• Records for the exercise

######

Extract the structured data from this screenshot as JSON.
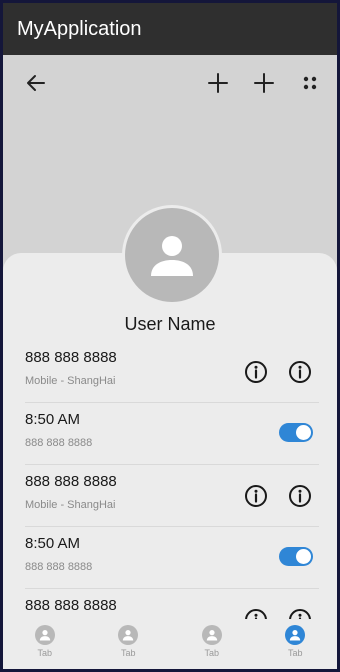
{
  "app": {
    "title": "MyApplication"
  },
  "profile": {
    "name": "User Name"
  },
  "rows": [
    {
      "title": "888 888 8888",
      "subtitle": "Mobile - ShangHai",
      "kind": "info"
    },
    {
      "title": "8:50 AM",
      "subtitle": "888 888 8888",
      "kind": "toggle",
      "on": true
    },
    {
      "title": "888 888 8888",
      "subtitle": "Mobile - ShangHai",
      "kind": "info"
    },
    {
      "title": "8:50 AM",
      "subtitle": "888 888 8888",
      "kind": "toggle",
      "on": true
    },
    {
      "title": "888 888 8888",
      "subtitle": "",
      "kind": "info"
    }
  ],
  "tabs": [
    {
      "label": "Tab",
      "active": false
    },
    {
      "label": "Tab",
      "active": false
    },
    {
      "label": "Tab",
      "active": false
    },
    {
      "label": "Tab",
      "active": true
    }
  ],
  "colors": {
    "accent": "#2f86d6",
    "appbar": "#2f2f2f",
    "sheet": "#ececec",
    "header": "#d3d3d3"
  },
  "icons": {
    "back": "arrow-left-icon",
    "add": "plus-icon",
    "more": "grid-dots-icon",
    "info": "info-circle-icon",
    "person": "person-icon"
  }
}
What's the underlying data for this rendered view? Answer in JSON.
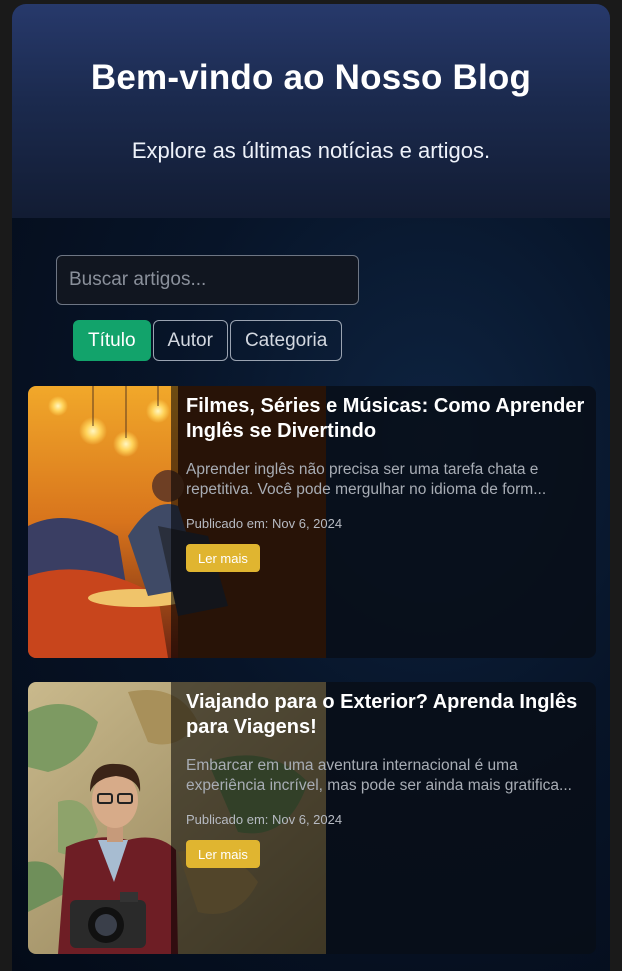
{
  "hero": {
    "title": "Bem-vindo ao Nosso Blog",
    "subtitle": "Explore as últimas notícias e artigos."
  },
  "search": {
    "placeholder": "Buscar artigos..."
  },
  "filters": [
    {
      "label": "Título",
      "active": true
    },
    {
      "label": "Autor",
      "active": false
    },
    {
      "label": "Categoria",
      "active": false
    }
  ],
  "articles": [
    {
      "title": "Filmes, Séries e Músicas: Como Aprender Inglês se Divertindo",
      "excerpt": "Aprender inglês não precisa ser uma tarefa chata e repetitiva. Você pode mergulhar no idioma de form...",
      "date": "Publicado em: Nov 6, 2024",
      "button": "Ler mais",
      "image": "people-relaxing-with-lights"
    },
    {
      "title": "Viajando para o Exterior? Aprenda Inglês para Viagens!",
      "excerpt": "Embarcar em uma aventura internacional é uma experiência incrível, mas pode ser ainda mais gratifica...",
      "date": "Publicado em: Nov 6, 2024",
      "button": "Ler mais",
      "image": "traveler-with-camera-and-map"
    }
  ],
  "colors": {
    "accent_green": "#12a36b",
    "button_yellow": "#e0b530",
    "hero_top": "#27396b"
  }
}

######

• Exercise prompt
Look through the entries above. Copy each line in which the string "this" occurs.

• Your solution
Extract the structured data from this screenshot as JSON.
What's the underlying data for this rendered view? Answer in JSON.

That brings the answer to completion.